India continues to tread on a tremulous path in connection to the case where a diplomat working in the Saudi Embassy in New Delhi has been accused of raping and torturing two Nepali women. The tensions between the two governments can affect their bilateral ties.
On Friday, both the MEA and PMO discussed the issue, with the matter even reaching national security adviser Ajit Doval, states a report in The Times of India.
The Gurgaon police has got a rap from the Centre for passing information regarding the case to the media. The report states "The police has been told to stop media leaks, particularly to TV channels, which have included video clips of the diplomat's wife and daughter that has incensed both the Saudi and Indian governments."
The Saudi government has dismissed all allegations against its diplomat as “completely false” and "contrary to facts in our possession".
On Thursday, Jaideep Mazumdar, chief of protocol, MEA, called Saudi ambassador Saud Mohammed Al Sati asking for the co-operation of the embassy in the probe by the Gurgaon police.
Since the accused has claimed diplomatic immunity, the police can neither detain nor arrest him. In such a situation, the Indian government can ask Saudi Arabia to waive his immunity, which is unlikely.
As the TOI report states, the Saudi government is unlikely to withdraw the diplomat from the home country, since that could be interpreted as an admission of guilt, which is contrary to the stance they have taken till now.
India could also expel the diplomat and in doing so Saudi can lay the blame on the Indian government while continuing to claim innocence of their diplomat.
This is reportedly a likely situation. Sources told The Indian Express that India may consider expelling the diplomat as a last resort if Saudi Arabia does not co-operate in the probe by the Gurgaon police and let him be questioned.
Such a move could also work against India.
The TOI states that, "By doing this, however, India might open itself up to possible retaliatory expulsion by the Saudi government in Riyadh of an Indian diplomat. The Indians believe it could even increase risks to the almost 3 million Indians who live and work in Saudi Arabia. That would definitely affect bilateral ties at a time when they could not have been better."

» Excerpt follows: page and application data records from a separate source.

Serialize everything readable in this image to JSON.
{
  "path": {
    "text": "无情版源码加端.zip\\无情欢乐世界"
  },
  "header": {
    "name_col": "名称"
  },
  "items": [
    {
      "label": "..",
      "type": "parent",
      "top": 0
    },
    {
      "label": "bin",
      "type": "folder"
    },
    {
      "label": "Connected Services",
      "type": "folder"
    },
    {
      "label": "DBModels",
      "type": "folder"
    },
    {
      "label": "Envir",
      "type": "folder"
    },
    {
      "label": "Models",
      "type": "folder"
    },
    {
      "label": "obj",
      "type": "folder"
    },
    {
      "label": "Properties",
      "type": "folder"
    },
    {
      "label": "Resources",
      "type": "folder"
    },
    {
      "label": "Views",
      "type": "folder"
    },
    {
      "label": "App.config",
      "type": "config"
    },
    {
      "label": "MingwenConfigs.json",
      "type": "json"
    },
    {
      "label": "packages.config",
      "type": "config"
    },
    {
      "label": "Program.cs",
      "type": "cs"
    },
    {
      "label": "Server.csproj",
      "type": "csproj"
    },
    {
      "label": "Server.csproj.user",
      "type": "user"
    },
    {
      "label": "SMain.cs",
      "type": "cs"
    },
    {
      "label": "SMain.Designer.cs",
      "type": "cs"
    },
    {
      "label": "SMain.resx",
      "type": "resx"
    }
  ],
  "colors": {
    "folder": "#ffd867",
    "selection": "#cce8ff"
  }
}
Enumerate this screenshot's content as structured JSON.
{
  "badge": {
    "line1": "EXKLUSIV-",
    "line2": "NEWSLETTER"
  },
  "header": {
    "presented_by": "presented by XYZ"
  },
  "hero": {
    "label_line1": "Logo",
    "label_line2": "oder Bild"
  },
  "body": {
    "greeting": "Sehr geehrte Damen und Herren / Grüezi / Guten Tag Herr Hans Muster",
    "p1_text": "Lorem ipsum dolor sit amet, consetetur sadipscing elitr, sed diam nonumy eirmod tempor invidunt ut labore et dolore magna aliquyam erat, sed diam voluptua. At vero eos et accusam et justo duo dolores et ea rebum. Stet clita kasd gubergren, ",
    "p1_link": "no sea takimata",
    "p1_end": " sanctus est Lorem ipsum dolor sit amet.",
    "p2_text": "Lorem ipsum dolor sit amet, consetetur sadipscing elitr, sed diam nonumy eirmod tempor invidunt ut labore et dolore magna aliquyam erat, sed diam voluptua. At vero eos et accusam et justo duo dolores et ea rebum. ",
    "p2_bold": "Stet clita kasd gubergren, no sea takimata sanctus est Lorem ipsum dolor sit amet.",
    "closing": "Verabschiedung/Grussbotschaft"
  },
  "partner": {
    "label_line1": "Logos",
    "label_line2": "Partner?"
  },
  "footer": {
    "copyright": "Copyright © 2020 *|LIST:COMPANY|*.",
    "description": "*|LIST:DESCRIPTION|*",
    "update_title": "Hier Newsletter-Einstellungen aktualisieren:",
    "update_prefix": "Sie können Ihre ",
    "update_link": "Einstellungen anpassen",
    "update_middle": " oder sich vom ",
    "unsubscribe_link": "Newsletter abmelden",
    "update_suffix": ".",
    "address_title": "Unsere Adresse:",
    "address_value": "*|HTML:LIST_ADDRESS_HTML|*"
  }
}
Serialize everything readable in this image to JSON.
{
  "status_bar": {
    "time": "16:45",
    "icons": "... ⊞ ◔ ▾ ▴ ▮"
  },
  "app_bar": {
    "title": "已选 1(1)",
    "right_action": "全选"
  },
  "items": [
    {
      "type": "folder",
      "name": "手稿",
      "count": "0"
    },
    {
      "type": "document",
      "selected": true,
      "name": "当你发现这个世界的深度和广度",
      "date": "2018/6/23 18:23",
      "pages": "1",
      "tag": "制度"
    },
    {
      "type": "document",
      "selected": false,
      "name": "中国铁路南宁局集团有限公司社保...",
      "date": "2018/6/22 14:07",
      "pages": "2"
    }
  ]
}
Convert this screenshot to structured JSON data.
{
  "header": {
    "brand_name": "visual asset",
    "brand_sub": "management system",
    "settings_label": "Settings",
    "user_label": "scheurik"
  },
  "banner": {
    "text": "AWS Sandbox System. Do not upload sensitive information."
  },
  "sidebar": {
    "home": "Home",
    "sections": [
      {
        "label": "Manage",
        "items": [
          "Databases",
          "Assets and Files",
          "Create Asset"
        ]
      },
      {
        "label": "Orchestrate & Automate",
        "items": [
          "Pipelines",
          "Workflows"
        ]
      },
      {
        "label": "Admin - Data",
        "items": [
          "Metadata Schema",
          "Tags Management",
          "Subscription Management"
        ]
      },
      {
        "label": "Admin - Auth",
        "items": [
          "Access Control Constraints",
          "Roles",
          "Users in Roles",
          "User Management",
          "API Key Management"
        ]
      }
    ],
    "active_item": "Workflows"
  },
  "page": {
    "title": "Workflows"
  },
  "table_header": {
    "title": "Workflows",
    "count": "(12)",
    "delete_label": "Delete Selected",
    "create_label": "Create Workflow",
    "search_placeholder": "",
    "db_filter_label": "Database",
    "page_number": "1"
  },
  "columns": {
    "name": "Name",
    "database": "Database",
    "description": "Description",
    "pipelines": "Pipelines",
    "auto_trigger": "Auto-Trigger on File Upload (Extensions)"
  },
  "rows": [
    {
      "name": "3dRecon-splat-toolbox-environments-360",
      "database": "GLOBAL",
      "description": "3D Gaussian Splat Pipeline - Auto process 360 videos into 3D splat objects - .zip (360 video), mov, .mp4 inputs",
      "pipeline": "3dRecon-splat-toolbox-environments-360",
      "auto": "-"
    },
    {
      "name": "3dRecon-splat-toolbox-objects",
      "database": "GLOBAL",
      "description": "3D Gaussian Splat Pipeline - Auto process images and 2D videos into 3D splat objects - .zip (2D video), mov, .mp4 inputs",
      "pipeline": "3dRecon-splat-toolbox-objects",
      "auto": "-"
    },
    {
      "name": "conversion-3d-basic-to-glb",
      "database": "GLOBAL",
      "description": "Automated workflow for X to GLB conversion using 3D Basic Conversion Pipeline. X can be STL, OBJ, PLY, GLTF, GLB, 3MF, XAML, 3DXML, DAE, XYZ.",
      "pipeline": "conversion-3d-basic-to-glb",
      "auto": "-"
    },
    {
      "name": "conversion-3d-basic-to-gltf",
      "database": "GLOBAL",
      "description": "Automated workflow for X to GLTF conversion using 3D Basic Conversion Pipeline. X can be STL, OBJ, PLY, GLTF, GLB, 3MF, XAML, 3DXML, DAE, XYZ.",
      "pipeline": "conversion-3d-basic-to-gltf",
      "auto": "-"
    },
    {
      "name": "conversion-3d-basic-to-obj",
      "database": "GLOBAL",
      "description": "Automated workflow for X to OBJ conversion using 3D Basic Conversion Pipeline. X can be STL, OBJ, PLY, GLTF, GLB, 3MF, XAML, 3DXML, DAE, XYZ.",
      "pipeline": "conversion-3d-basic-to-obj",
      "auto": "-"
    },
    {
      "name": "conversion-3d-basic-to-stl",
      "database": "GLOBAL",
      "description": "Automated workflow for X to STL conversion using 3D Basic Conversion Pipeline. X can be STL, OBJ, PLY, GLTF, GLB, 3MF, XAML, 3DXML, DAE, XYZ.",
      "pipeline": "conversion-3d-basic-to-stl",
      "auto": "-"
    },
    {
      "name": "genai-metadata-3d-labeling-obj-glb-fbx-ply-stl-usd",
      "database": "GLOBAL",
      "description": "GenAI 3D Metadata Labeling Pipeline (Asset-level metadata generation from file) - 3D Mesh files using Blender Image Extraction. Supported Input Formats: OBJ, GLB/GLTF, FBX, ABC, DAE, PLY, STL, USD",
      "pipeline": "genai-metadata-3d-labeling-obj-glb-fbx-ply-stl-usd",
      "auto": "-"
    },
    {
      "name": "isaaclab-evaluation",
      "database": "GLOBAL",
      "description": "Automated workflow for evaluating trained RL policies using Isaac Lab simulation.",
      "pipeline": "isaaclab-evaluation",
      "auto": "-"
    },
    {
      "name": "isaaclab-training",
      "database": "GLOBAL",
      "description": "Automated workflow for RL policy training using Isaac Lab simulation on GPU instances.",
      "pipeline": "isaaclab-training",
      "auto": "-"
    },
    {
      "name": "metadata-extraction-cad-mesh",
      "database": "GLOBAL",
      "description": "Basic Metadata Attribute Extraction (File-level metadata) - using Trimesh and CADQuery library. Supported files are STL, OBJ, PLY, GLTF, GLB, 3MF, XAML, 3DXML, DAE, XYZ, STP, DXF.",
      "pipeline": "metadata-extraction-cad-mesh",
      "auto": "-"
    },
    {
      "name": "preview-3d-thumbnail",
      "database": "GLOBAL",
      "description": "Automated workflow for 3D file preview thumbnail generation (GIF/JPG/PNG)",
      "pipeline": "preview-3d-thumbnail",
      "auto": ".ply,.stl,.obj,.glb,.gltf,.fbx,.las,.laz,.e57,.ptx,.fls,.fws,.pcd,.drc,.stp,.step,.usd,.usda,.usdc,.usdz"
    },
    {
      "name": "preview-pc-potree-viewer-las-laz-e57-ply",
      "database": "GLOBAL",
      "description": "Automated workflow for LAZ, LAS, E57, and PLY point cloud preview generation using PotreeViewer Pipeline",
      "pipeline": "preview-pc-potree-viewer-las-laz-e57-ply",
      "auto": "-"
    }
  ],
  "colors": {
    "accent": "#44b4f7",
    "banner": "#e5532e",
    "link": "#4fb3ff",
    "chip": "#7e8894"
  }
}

India can also declare the accused persona non grata and withdraw his diplomatic accreditation.